Bookmark and Share

Notice: On April 23, 2014, Statalist moved from an email list to a forum, based at

[Date Prev][Date Next][Thread Prev][Thread Next][Date Index][Thread Index]

st: "doing anything the quickest way does no harm"

From   "Clyde Schechter" <>
Subject   st: "doing anything the quickest way does no harm"
Date   Wed, 28 Apr 2010 11:10:05 -0700


Perhaps I am just a superennuated, grouchy programmer who suffered through
the spaghetti code era of the 1960's and 1970's, still fighting the last
war.
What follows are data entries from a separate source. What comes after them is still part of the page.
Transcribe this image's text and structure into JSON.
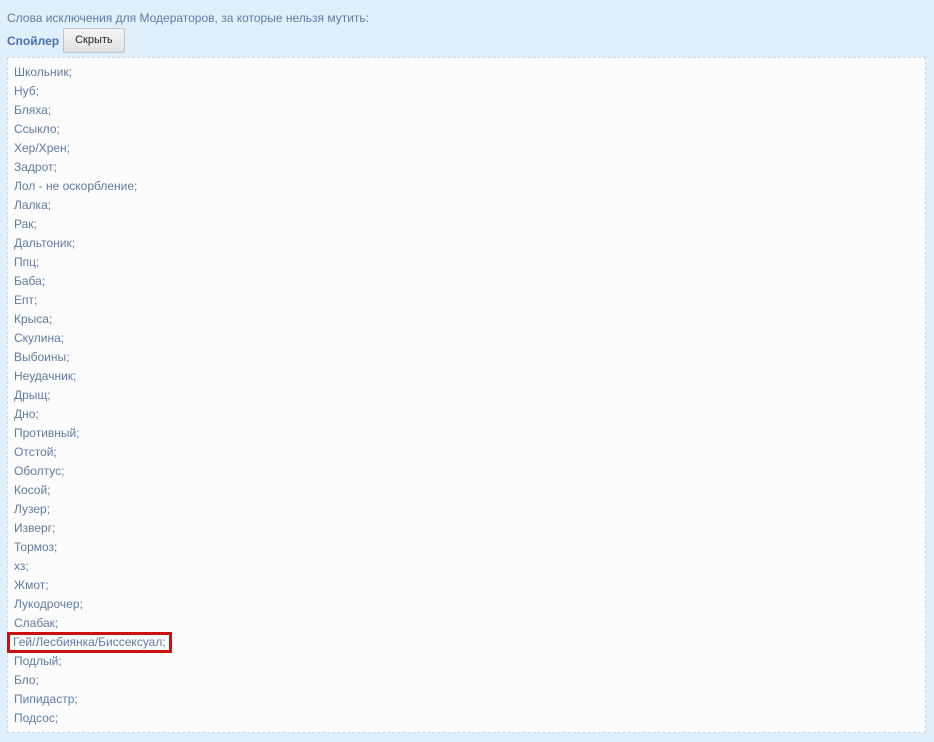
{
  "intro_text": "Слова исключения для Модераторов, за которые нельзя мутить:",
  "spoiler": {
    "title": "Спойлер",
    "toggle_label": "Скрыть"
  },
  "words": [
    "Школьник;",
    "Нуб;",
    "Бляха;",
    "Ссыкло;",
    "Хер/Хрен;",
    "Задрот;",
    "Лол - не оскорбление;",
    "Лалка;",
    "Рак;",
    "Дальтоник;",
    "Ппц;",
    "Баба;",
    "Епт;",
    "Крыса;",
    "Скулина;",
    "Выбоины;",
    "Неудачник;",
    "Дрыщ;",
    "Дно;",
    "Противный;",
    "Отстой;",
    "Оболтус;",
    "Косой;",
    "Лузер;",
    "Изверг;",
    "Тормоз;",
    "хз;",
    "Жмот;",
    "Лукодрочер;",
    "Слабак;",
    "Гей/Лесбиянка/Биссексуал;",
    "Подлый;",
    "Бло;",
    "Пипидастр;",
    "Подсос;"
  ],
  "highlight_index": 30,
  "colors": {
    "background": "#dfeffc",
    "text": "#5f7ca3",
    "highlight_border": "#cc1111"
  }
}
But I take issue with the statement "doing anything the quickest way
does no harm."

I think there is a strong consensus in the field of computer programming
that clear, transparent code generally trumps speed gains accomplished
through obscure tweaks because, in the long run, being able to read and
easily maintain your code saves more time; and the human time so saved is
more valuable than the computer time salvaged.  I think there is also
consensus that if your program really runs too slowly, you are usually
better off substituting a faster algorithm (e.g., use binary table
searches instead of linear ones), or moving to faster hardware.  You will
probably get greater time savings those ways than by squeezing out a few
microseconds here and there with opaque tricks.  And when you come back to
your code later, you'll understand what you did.
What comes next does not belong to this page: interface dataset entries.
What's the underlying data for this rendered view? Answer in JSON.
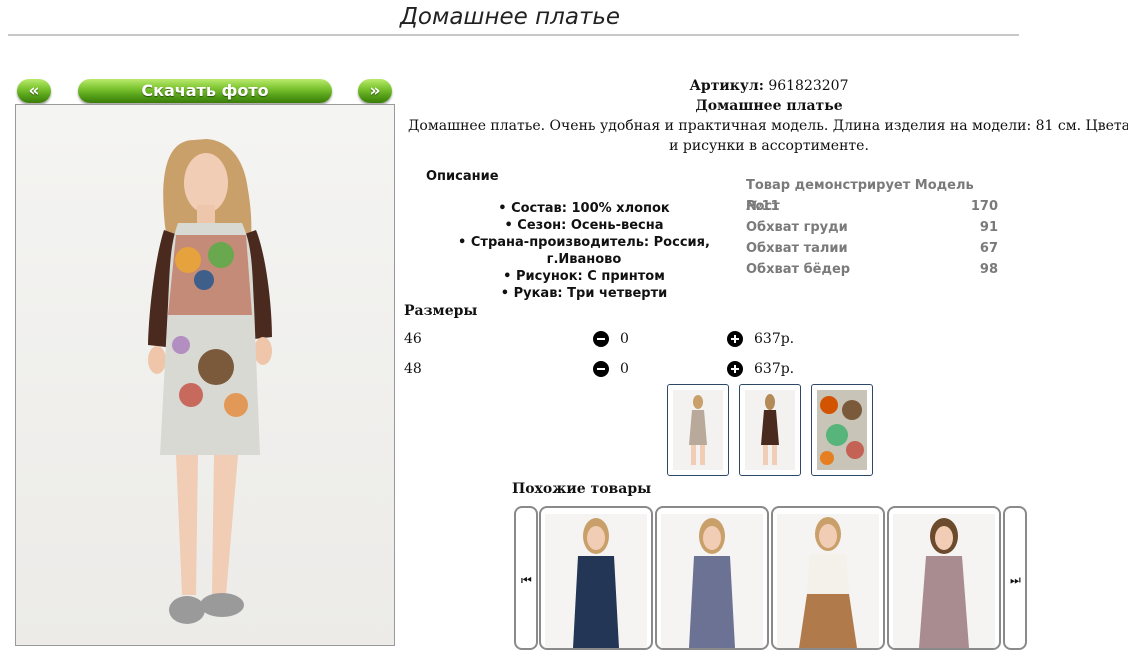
{
  "page": {
    "title": "Домашнее платье"
  },
  "gallery": {
    "prev_label": "«",
    "download_label": "Скачать фото",
    "next_label": "»"
  },
  "product": {
    "article_label": "Артикул:",
    "article_value": "961823207",
    "name": "Домашнее платье",
    "summary": "Домашнее платье. Очень удобная и практичная модель. Длина изделия на модели: 81 см. Цвета и рисунки в ассортименте."
  },
  "description": {
    "title": "Описание",
    "items": [
      "Состав: 100% хлопок",
      "Сезон: Осень-весна",
      "Страна-производитель: Россия, г.Иваново",
      "Рисунок: С принтом",
      "Рукав: Три четверти"
    ]
  },
  "model": {
    "title": "Товар демонстрирует Модель №11",
    "rows": [
      {
        "label": "Рост",
        "value": "170"
      },
      {
        "label": "Обхват груди",
        "value": "91"
      },
      {
        "label": "Обхват талии",
        "value": "67"
      },
      {
        "label": "Обхват бёдер",
        "value": "98"
      }
    ]
  },
  "sizes": {
    "title": "Размеры",
    "rows": [
      {
        "size": "46",
        "qty": "0",
        "price": "637р."
      },
      {
        "size": "48",
        "qty": "0",
        "price": "637р."
      }
    ]
  },
  "thumbnails": [
    "front-view",
    "back-view",
    "print-closeup"
  ],
  "similar": {
    "title": "Похожие товары",
    "prev_icon": "skip-back-icon",
    "next_icon": "skip-forward-icon",
    "prev_glyph": "⏮",
    "next_glyph": "⏭"
  },
  "colors": {
    "button_green": "#5aa61c",
    "thumb_border": "#2d4766",
    "model_text": "#7a7a7a"
  }
}
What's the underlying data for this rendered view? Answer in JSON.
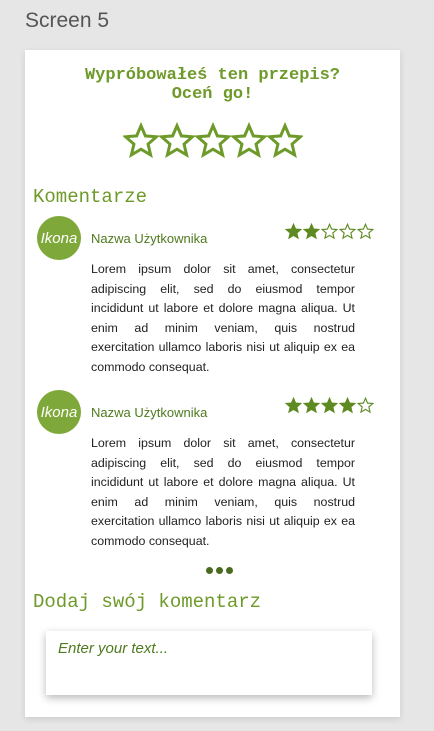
{
  "screen_label": "Screen 5",
  "rating_prompt": {
    "line1": "Wypróbowałeś ten przepis?",
    "line2": "Oceń go!",
    "rating": 0,
    "max": 5
  },
  "comments_section": {
    "title": "Komentarze",
    "items": [
      {
        "avatar_label": "Ikona",
        "username": "Nazwa Użytkownika",
        "rating": 2,
        "max": 5,
        "text": "Lorem ipsum dolor sit amet, consectetur adipiscing elit, sed do eiusmod tempor incididunt ut labore et dolore magna aliqua. Ut enim ad minim veniam, quis nostrud exercitation ullamco laboris nisi ut aliquip ex ea commodo consequat."
      },
      {
        "avatar_label": "Ikona",
        "username": "Nazwa Użytkownika",
        "rating": 4,
        "max": 5,
        "text": "Lorem ipsum dolor sit amet, consectetur adipiscing elit, sed do eiusmod tempor incididunt ut labore et dolore magna aliqua. Ut enim ad minim veniam, quis nostrud exercitation ullamco laboris nisi ut aliquip ex ea commodo consequat."
      }
    ],
    "more_icon": "more-dots-icon"
  },
  "add_comment": {
    "title": "Dodaj swój komentarz",
    "placeholder": "Enter your text..."
  },
  "colors": {
    "accent": "#6e9a2a",
    "avatar": "#7ea83a",
    "dark_green": "#4a6b1e"
  }
}
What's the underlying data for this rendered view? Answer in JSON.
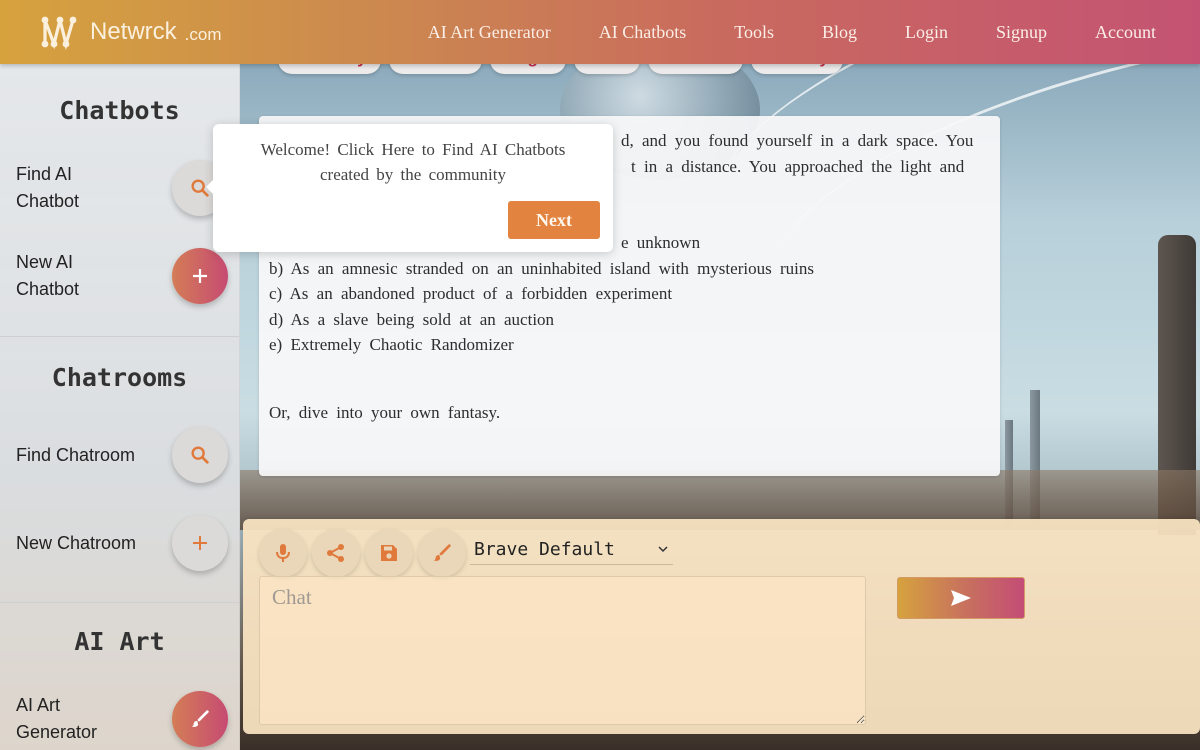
{
  "header": {
    "brand_name": "Netwrck",
    "brand_tld": ".com",
    "nav": [
      {
        "label": "AI Art Generator"
      },
      {
        "label": "AI Chatbots"
      },
      {
        "label": "Tools"
      },
      {
        "label": "Blog"
      },
      {
        "label": "Login"
      },
      {
        "label": "Signup"
      },
      {
        "label": "Account"
      }
    ]
  },
  "tags": [
    "Mitiraday",
    "Discuss",
    "Magic",
    "Rare",
    "Western",
    "Fantasy"
  ],
  "sidebar": {
    "sections": [
      {
        "title": "Chatbots",
        "items": [
          {
            "label_line1": "Find AI",
            "label_line2": "Chatbot",
            "icon": "search-icon"
          },
          {
            "label_line1": "New AI",
            "label_line2": "Chatbot",
            "icon": "plus-icon"
          }
        ]
      },
      {
        "title": "Chatrooms",
        "items": [
          {
            "label": "Find Chatroom",
            "icon": "search-icon"
          },
          {
            "label": "New Chatroom",
            "icon": "plus-icon"
          }
        ]
      },
      {
        "title": "AI Art",
        "items": [
          {
            "label_line1": "AI Art",
            "label_line2": "Generator",
            "icon": "brush-icon"
          }
        ]
      }
    ]
  },
  "story": {
    "line1_visible": "d, and you found yourself in a dark space. You",
    "line2_visible": "t in a distance. You approached the light and",
    "option_a_visible": "e unknown",
    "option_b": "b) As an amnesic stranded on an uninhabited island with mysterious ruins",
    "option_c": "c) As an abandoned product of a forbidden experiment",
    "option_d": "d) As a slave being sold at an auction",
    "option_e": "e) Extremely Chaotic Randomizer",
    "closing": "Or, dive into your own fantasy."
  },
  "popover": {
    "text": "Welcome! Click Here to Find AI Chatbots created by the community",
    "next_label": "Next"
  },
  "composer": {
    "tools": [
      "microphone-icon",
      "share-icon",
      "save-icon",
      "brush-icon"
    ],
    "voice_select_value": "Brave Default",
    "chat_placeholder": "Chat",
    "chat_value": "",
    "send_icon": "send-icon"
  },
  "colors": {
    "accent_orange": "#e2843f",
    "header_gradient_start": "#d6a23e",
    "header_gradient_end": "#c45373",
    "tag_text": "#c8334c",
    "icon_orange": "#e07a3c"
  }
}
Now, in the particular thread that led to this quote, these considerations
point in the same direction.  Using -count-, when what you want is a count
and not other descriptive statistics, is better than using summarize
because it's more transparent: it means what it says.  Even if -count-
were slower than -summarize-, I would still use -count- there!  In the
rare event that one really needs to squeeze out a little extra time by
using an opaque command, at least one should put some comments in the code
explaining what's going on.

I suppose I would have passed this over without comment were it not for
the fact that it came up on the same day (I read statalist-digest) when
somebody suggested using a global macro--a device that is potentially
dangerous and should be used very, very sparingly.

End of rant.

Clyde Schechter, MA MD
Associate Professor of Family & Social Medicine
Albert Einstein College of Medicine, Bronx, NY, USA

Please note new e-mail address:

*   For searches and help try:

© Copyright 1996–2018 StataCorp LLC   |   Terms of use   |   Privacy   |   Contact us   |   Site index